Kant’s contributions to astronomy were impactful, but his later work, including his synthesizing of the rationalist and empiricist viewpoints and theories on ethics and government, revolutionized philosophy and influenced many famous thinkers from Kant’s time until today.
PHILOSOPHY: Immanuel Kant – Kant the Philosopher.
FACT: Although involved with the universities since his youth, on March 31, 1770, aged 45, Kant was finally appointed Full Professor of Logic and Metaphysics at the University of Königsberg. It is at this point that his focus fully shifts to philosophy. His “silent decade”, which is a response to David Hume’s philosophical empiricism and gives birth to his major works, start a year later.
Immanuel Kant, other Enlightenment Thinkers, and the Importance of General Knowledge
Immanuel Kant (1724 – 1804) was a German philosopher who is considered the central figure of modern philosophy. His Critique of Pure Reason (1781) was highly influential in American and European politics. That and his other work inspired many of the Enlightenment and post-Enlightenment thinkers.

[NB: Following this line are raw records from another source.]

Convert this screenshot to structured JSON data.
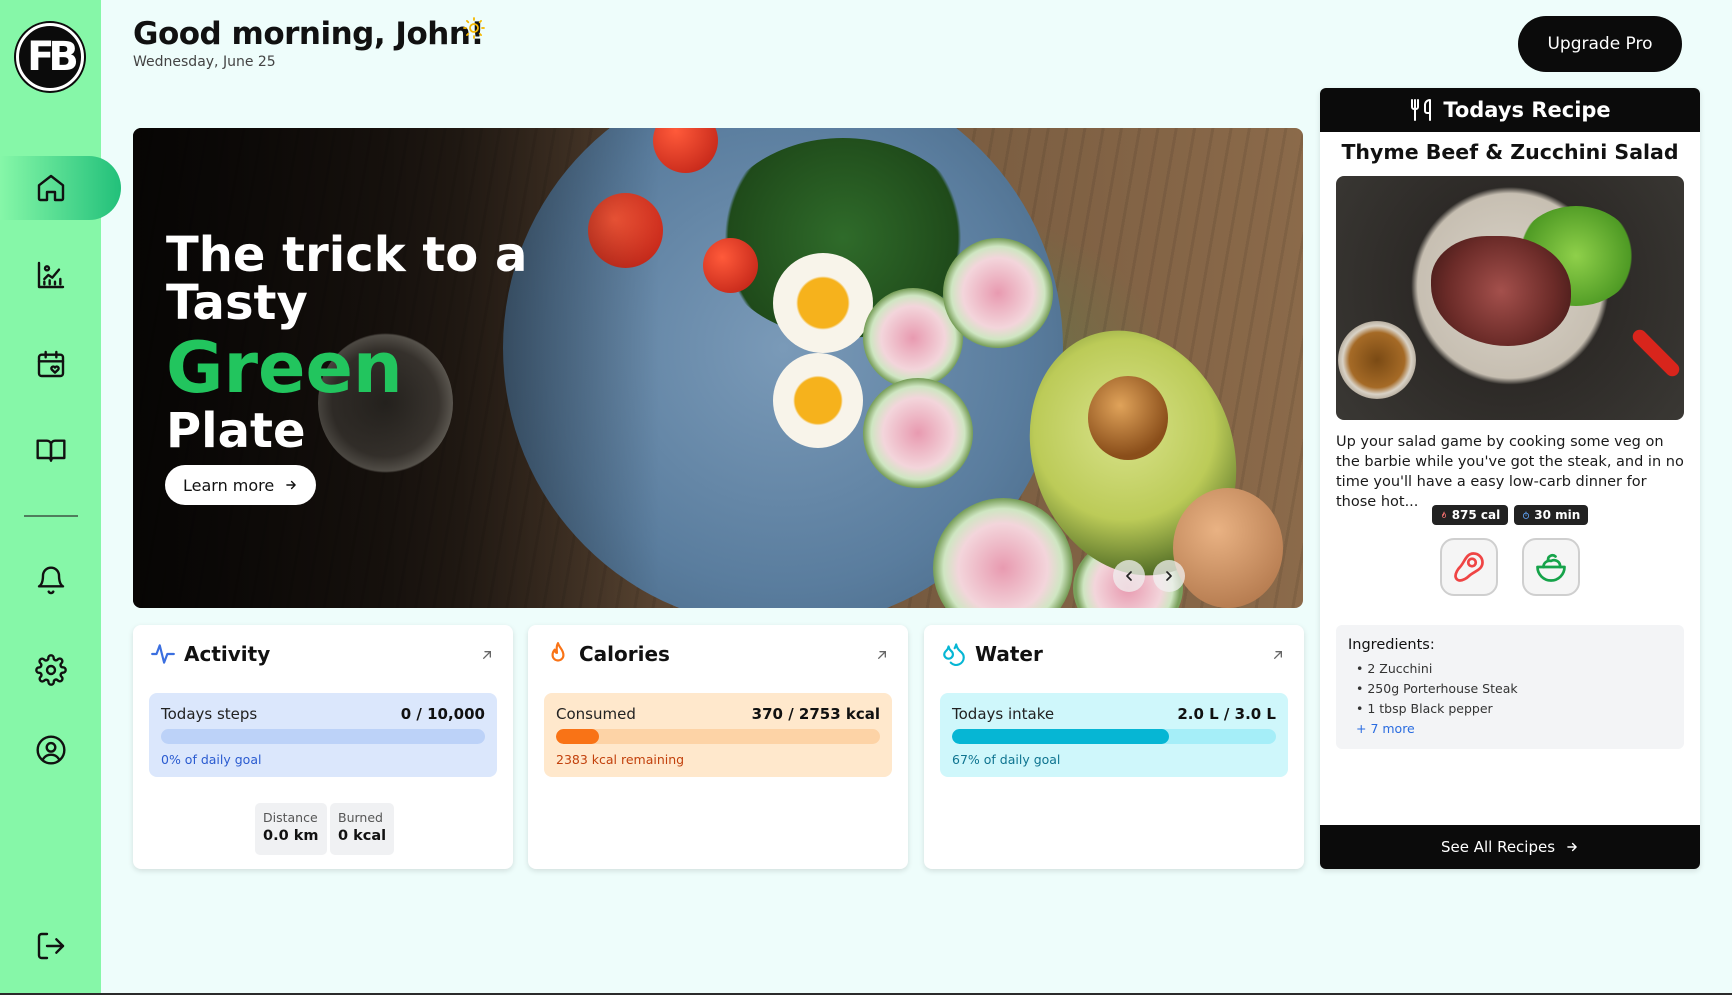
{
  "app": {
    "logo_text": "FB"
  },
  "header": {
    "greeting": "Good morning, John!",
    "date": "Wednesday, June 25",
    "upgrade_label": "Upgrade Pro"
  },
  "sidebar": {
    "items": [
      {
        "name": "home",
        "icon": "home-icon",
        "active": true
      },
      {
        "name": "progress",
        "icon": "chart-icon"
      },
      {
        "name": "calendar",
        "icon": "calendar-heart-icon"
      },
      {
        "name": "recipes",
        "icon": "book-icon"
      },
      {
        "name": "notifications",
        "icon": "bell-icon"
      },
      {
        "name": "settings",
        "icon": "gear-icon"
      },
      {
        "name": "profile",
        "icon": "user-circle-icon"
      },
      {
        "name": "logout",
        "icon": "logout-icon"
      }
    ]
  },
  "hero": {
    "line1": "The trick to a",
    "line2": "Tasty",
    "line3": "Green",
    "line4": "Plate",
    "cta": "Learn more",
    "accent": "#22c55e"
  },
  "activity": {
    "title": "Activity",
    "label": "Todays steps",
    "value": "0 / 10,000",
    "progress": 0,
    "sub": "0% of daily goal",
    "distance_label": "Distance",
    "distance_value": "0.0 km",
    "burned_label": "Burned",
    "burned_value": "0 kcal",
    "color": "#3b6fe0"
  },
  "calories": {
    "title": "Calories",
    "label": "Consumed",
    "value": "370 / 2753 kcal",
    "progress": 0.134,
    "sub": "2383 kcal remaining",
    "color": "#f97316"
  },
  "water": {
    "title": "Water",
    "label": "Todays intake",
    "value": "2.0 L / 3.0 L",
    "progress": 0.67,
    "sub": "67% of daily goal",
    "color": "#06b6d4"
  },
  "recipe": {
    "header": "Todays Recipe",
    "name": "Thyme Beef & Zucchini Salad",
    "description": "Up your salad game by cooking some veg on the barbie while you've got the steak, and in no time you'll have a easy low-carb dinner for those hot...",
    "calories": "875 cal",
    "time": "30 min",
    "tags": [
      "meat-icon",
      "salad-icon"
    ],
    "ingredients_title": "Ingredients:",
    "ingredients": [
      "• 2 Zucchini",
      "• 250g Porterhouse Steak",
      "• 1 tbsp Black pepper"
    ],
    "more": "+ 7 more",
    "see_all": "See All Recipes"
  }
}
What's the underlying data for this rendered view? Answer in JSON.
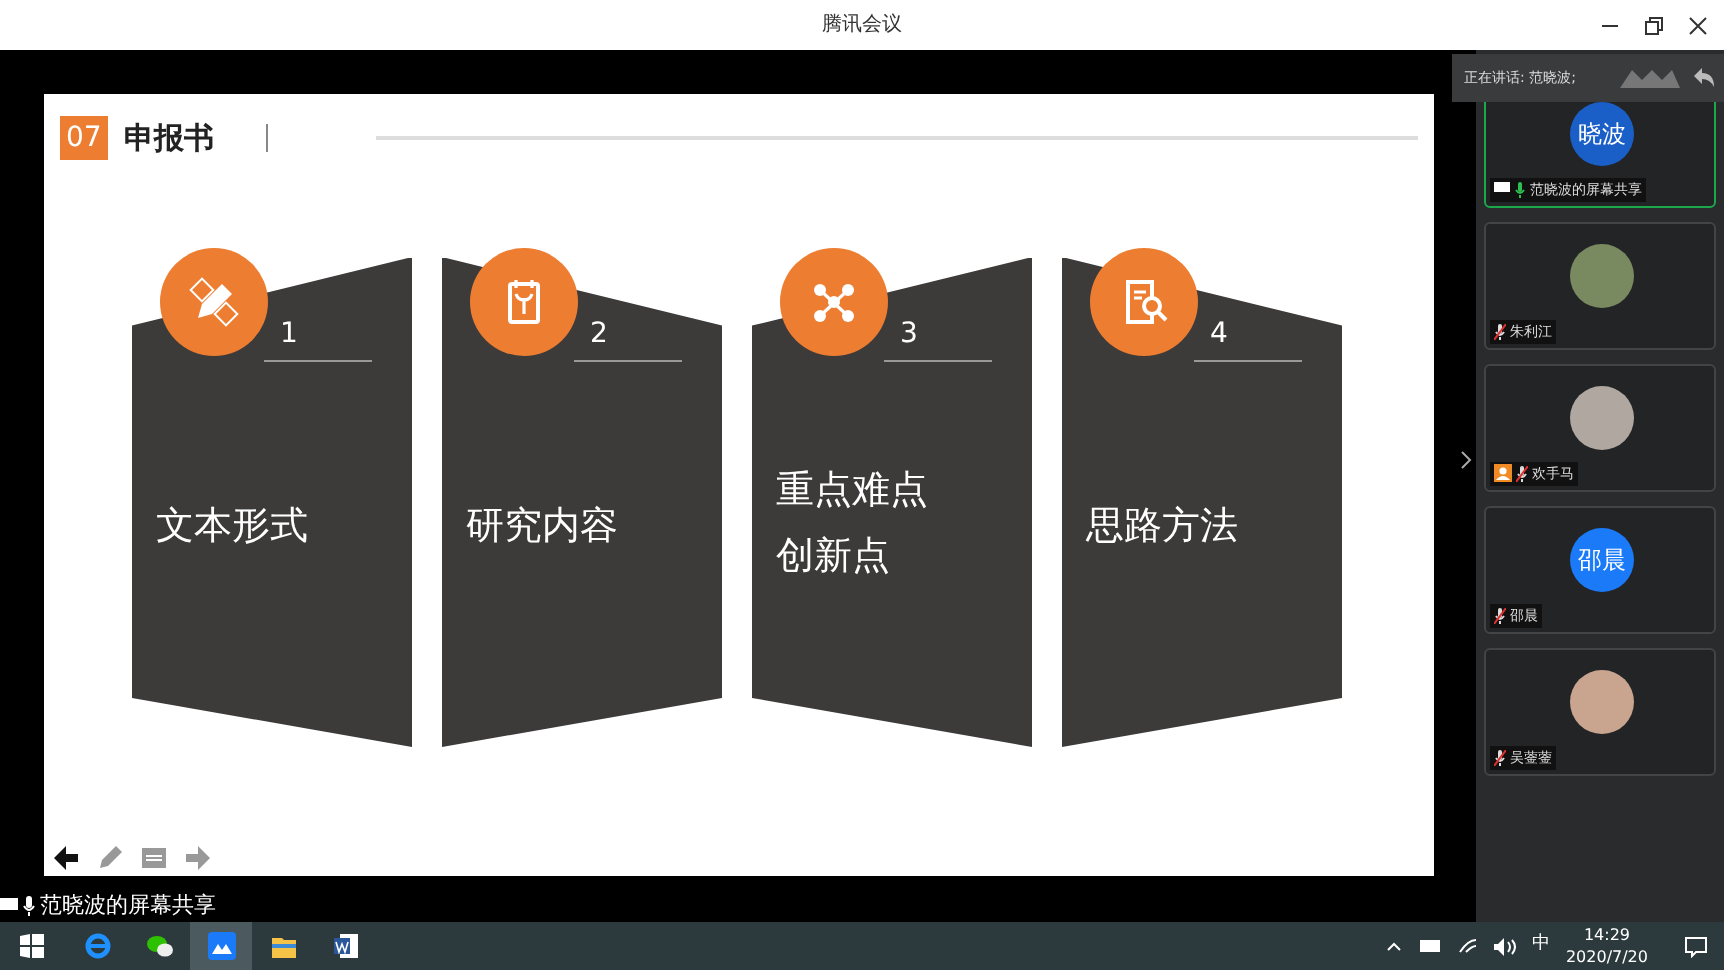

It was common during the European Enlightenment and Scientific Revolution for great thinkers to dabble in all the sciences and general knowledge. What we call natural science today was called natural philosophy in Kant’s day. Metaphysics (the First Philosophy, or “the book that comes after Physics”), was no more or less important than the natural or social sciences in the 1600 – 1800’s.
Other thinkers from around Kant’s time also dabbled in general knowledge. Newton wrote on economics, as did Hume mentioned above, and Descartes famously mixes metaphysics and physics in his Principles of Philosophy (read online) (buy now), where he correctly deduces most of the laws of motion before Newton.
With the printing press only being invented in the 1500’s, just like Aristotle, Plato, and other Greeks, the great thinkers of yesterday rarely specialized and commonly studied and wrote on all the sciences, social, metaphysical, and natural sciences.
Another common theme is that many of the greats focused on moral philosophies toward the end of their lives. Even Smith, the father of capitalism, considered his moral philosophy his most important work. Likewise, Kant starts his career by focusing on the natural science and then moves toward political and moral philosophy in his later years.
Today, like Smith predicted, people are highly specialized, but with this we lose one of the things that helped create the enlightenment, love and understanding of all the studies, including the most philosophical ones like ethics and metaphysics.
PHILOSOPHY: Immanuel Kant – Kant on living the good life.
FACT: Thomas Hobbes, another philosopher who was influential in political philosophy, didn’t write any major political works until after 61 years of age.
Quotes About Kant
Both quotes below are taken from a Wikipedia article on explaining Kant’s early work.
According to Lord Kelvin:
“Kant pointed out in the middle of last century, what had not previously been discovered by mathematicians or physical astronomers, that the frictional resistance against tidal currents on the earth’s surface must cause a diminution of the earth’s rotational speed. This immense discovery in Natural Philosophy seems to have attracted little attention—indeed to have passed quite unnoticed—among mathematicians, and astronomers, and naturalists, until about 1840 when the doctrine of energy began to be taken to heart.”— Lord Kelvin, physicist, 1897
According to Thomas Huxley:
“The sort of geological speculation to which I am now referring (geological aetiology, in short) was created as a science by that famous philosopher, Immanuel Kant, when, in 1775 , he wrote his [General Theory of the Heavens] General Natural History and Theory of the Celestial Bodies; or, an Attempt to Account for the Constitutional and Mechanical Origin of the Universe, upon Newtonian Principles.”— Thomas H. Huxley, 1869